By Moign Khawaja
From the land of colours comes a festival that illuminates the lives of millions of people around the world. Diwali, the festival of lights, is one of the most popular festivals of South Asia, celebrated by followers of three major religions, i.e. the Hindus, Sikhs and Jains. Spanning over five days, this festival is a unique blend of worship, colours, lights, food, fireworks and clothes. It is the festival that is said to bring happiness and good luck in the lives of the elderly, young and children every year. Though regional variations change the theme of the festival and add more charm to it, it is overall a celebration of the triumph of good over evil, light over darkness, and knowledge over ignorance.
Diwali comes from the ancient Indian language Sanskrit word Deepa wali which means row of lights (deepa – lamp, wali – row). Houses, shops, and public places are decorated with small earthenware oil lamps called diyas. The lamps, traditionally fueled by mustard oil, are placed in rows in windows, doors and outside buildings to decorate them.
Toys made of clay are sometimes used in puja (prayers) in Hindu temples. The beauty of this festival are the colours as well as the simplicity and originality.

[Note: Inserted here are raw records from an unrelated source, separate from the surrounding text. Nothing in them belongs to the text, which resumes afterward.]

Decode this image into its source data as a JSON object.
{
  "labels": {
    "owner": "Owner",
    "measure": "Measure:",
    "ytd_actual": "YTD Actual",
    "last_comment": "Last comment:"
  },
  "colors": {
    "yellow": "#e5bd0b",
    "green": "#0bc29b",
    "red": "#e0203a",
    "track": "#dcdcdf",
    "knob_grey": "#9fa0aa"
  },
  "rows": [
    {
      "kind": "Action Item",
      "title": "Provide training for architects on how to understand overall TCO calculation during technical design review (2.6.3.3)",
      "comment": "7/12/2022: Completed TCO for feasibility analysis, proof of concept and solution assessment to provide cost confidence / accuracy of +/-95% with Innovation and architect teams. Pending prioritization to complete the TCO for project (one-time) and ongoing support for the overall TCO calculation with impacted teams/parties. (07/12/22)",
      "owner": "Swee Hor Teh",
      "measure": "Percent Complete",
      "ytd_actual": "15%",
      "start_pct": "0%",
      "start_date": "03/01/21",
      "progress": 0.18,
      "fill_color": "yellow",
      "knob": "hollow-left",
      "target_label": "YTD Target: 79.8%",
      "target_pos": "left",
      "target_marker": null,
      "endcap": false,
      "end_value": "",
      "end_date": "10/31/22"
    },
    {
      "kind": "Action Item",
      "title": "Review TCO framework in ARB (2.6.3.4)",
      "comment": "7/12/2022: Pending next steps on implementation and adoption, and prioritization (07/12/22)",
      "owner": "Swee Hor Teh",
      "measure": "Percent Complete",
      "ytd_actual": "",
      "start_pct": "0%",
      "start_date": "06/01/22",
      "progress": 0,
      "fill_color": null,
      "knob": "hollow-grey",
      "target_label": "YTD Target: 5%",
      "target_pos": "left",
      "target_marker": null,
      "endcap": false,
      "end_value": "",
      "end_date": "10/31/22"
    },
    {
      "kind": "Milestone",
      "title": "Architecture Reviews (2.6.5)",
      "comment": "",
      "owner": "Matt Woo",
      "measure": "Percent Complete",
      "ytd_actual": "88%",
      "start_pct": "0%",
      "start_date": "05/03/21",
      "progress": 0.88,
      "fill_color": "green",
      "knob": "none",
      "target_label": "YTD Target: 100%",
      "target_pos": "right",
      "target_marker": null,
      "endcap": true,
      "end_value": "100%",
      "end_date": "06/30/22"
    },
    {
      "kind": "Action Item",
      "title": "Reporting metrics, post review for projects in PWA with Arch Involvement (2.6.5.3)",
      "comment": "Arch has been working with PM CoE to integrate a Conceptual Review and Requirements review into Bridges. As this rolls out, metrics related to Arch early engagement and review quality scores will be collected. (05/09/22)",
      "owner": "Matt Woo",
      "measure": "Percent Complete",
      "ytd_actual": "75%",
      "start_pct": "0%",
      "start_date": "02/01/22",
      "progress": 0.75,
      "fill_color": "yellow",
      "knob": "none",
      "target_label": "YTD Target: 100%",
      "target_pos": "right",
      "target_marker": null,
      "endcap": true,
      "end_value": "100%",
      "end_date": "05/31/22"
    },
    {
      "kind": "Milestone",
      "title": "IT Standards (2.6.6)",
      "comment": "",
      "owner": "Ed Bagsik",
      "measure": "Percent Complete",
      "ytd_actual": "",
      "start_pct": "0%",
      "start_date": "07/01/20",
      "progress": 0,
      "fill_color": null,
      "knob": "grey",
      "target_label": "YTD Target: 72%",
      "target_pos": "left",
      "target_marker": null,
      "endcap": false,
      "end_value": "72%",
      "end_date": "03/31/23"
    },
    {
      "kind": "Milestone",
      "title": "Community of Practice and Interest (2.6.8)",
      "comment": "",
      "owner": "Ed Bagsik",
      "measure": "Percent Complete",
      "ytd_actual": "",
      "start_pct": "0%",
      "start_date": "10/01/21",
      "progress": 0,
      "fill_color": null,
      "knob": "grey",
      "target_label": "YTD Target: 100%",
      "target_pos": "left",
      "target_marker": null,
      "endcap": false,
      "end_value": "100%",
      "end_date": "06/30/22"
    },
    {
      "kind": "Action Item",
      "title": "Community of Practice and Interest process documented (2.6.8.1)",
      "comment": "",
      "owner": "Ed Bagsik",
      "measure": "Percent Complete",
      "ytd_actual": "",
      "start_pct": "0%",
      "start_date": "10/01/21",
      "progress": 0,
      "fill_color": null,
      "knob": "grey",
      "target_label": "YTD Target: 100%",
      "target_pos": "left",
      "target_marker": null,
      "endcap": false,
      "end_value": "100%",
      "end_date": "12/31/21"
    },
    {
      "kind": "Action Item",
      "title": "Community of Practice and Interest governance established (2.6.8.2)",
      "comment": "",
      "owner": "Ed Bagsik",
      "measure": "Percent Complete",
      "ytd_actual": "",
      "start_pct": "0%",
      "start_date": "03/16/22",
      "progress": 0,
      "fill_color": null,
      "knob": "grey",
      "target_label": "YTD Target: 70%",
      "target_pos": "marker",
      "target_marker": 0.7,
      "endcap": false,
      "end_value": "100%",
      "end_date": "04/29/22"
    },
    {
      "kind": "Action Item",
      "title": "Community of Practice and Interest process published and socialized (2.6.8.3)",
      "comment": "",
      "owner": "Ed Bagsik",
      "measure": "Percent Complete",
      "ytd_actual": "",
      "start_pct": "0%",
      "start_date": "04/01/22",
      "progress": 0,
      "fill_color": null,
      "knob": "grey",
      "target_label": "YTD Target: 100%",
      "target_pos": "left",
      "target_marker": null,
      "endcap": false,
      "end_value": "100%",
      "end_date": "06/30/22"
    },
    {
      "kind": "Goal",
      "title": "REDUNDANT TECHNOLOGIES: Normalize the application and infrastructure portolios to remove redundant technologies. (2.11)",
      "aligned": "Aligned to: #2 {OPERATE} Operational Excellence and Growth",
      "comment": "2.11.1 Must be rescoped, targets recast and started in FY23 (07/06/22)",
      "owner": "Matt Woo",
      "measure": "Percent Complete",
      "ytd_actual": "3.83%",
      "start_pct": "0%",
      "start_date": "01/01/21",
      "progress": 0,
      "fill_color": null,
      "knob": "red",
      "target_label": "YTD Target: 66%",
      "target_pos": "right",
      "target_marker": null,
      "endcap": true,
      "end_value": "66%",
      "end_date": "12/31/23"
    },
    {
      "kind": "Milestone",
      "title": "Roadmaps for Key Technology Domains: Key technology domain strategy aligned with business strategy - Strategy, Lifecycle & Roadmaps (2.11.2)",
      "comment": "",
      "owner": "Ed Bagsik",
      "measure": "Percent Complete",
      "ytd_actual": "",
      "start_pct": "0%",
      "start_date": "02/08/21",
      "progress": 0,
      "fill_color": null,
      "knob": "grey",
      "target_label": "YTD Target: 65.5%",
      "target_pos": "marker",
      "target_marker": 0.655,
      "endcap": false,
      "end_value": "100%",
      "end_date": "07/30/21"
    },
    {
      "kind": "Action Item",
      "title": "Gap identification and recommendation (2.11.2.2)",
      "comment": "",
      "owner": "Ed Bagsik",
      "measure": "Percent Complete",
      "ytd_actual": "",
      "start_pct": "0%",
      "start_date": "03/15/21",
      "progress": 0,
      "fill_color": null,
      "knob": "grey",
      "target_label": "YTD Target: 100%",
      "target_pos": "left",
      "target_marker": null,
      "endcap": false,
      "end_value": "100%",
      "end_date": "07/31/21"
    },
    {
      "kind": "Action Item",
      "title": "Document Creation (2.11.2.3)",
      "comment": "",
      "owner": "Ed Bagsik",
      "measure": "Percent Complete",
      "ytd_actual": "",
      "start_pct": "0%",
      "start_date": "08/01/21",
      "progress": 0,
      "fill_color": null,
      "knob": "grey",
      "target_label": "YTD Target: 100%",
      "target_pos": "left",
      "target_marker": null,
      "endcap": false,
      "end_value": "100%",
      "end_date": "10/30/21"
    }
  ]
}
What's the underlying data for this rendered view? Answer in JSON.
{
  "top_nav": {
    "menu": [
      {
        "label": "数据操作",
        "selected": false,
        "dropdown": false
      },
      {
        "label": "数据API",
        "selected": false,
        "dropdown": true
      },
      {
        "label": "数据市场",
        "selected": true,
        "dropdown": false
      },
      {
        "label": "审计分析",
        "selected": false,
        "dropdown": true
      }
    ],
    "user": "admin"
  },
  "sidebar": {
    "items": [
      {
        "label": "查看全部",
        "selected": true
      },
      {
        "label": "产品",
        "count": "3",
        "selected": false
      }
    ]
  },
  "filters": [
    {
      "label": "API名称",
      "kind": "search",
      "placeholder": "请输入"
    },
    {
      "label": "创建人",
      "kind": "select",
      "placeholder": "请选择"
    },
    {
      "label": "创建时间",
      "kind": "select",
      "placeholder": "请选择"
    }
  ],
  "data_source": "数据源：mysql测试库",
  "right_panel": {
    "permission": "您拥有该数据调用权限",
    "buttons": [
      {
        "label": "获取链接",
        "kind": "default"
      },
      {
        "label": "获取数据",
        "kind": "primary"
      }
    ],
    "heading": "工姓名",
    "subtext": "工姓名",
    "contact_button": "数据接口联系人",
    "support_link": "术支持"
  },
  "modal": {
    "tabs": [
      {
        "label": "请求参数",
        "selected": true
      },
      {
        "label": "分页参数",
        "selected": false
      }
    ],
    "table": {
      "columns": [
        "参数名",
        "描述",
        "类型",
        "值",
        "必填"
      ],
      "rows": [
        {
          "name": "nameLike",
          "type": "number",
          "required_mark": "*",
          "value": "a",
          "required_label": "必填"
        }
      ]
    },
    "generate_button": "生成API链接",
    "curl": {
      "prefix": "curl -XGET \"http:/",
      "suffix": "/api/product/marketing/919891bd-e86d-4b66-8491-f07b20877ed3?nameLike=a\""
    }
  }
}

Hindus honour Lakshmi, the goddess of wealth by worshipping her. People start the new business year at Diwali, and say their prayers to the goddess for a successful year. Some people build a small altar to the goddess and decorate it with money and with pictures of the rewards of wealth, such as cars and houses.
Diwali also celebrates the return of Lord Ram, with his wife Sita and brother Lakshmana to Ayodhya after a 14 year exile, and a war in which he killed the evil and demonic king Ravan. It is believed that the people of Ayodhya, a holy town in Uttar Pradesh state, northern India, lit ghee lamps along the way to light their path in the darkness, hence introducing the Diwali tradition of lighting lamps.
Ravan was a mythical king of rakshasas (demons) with great supernatural power. He is said to have ruled Sri Lanka about 6,000 years ago. Hindu mythology depicts Ravan as a brutal king, kidnapping Ram’s wife Sita. Ram launched an invasion to rescue his wife and killed the Lankan king. Hindus set alight his effigies during the festival to mark the victory of good over evil.
The beautiful patterns drawn on the floor with colours are known as Rangoli. The most popular subject is the lotus flower, a sacred Hindu symbol. Rangoli is an expression of warmth and hospitality.
Diwali is tasteless without the sweets. In the picture you can see sweet orange circles called jalebi; white sweetmeat masses dotted with pistachio called barfi; yellow sweetmeat balls called laddu along with two glasses of special sweetened milk tea. The refreshments are consumed after saying prayers at the temple.
Unlike many religions and their festivals, Diwali is a vivid expression of colours and happiness that is portrayed through lively dances. People, especially young women wear colourful clothes, visit houses in the community and dance to Diwali music and songs.
As soon as the elders finish their puja (prayers), kids dressed in new clothes burst firecrackers heralding the defeat of the demon. This festival is very popular among children as they get new clothes, fireworks, food, sweets and lots of pocket money.
Magnificent fireworks culminate the festival of lights in a spectacular fashion. Thousands of people gather to watch the fireworks. People enjoy the festival in a family atmosphere without indulging themselves in alcohol and other intoxicants.
People flock to illuminated temples to offer their prayers and worship the Hindu gods and seek their blessings for the new year. Diwali marks the end of the harvest season in most of India. Farmers thank for the bounty of the year gone by, and pray for a good harvest for the upcoming year. Traditionally, the festival is the occasion when many businesses close their old accounts and open new ones. It is the last major celebration before winter.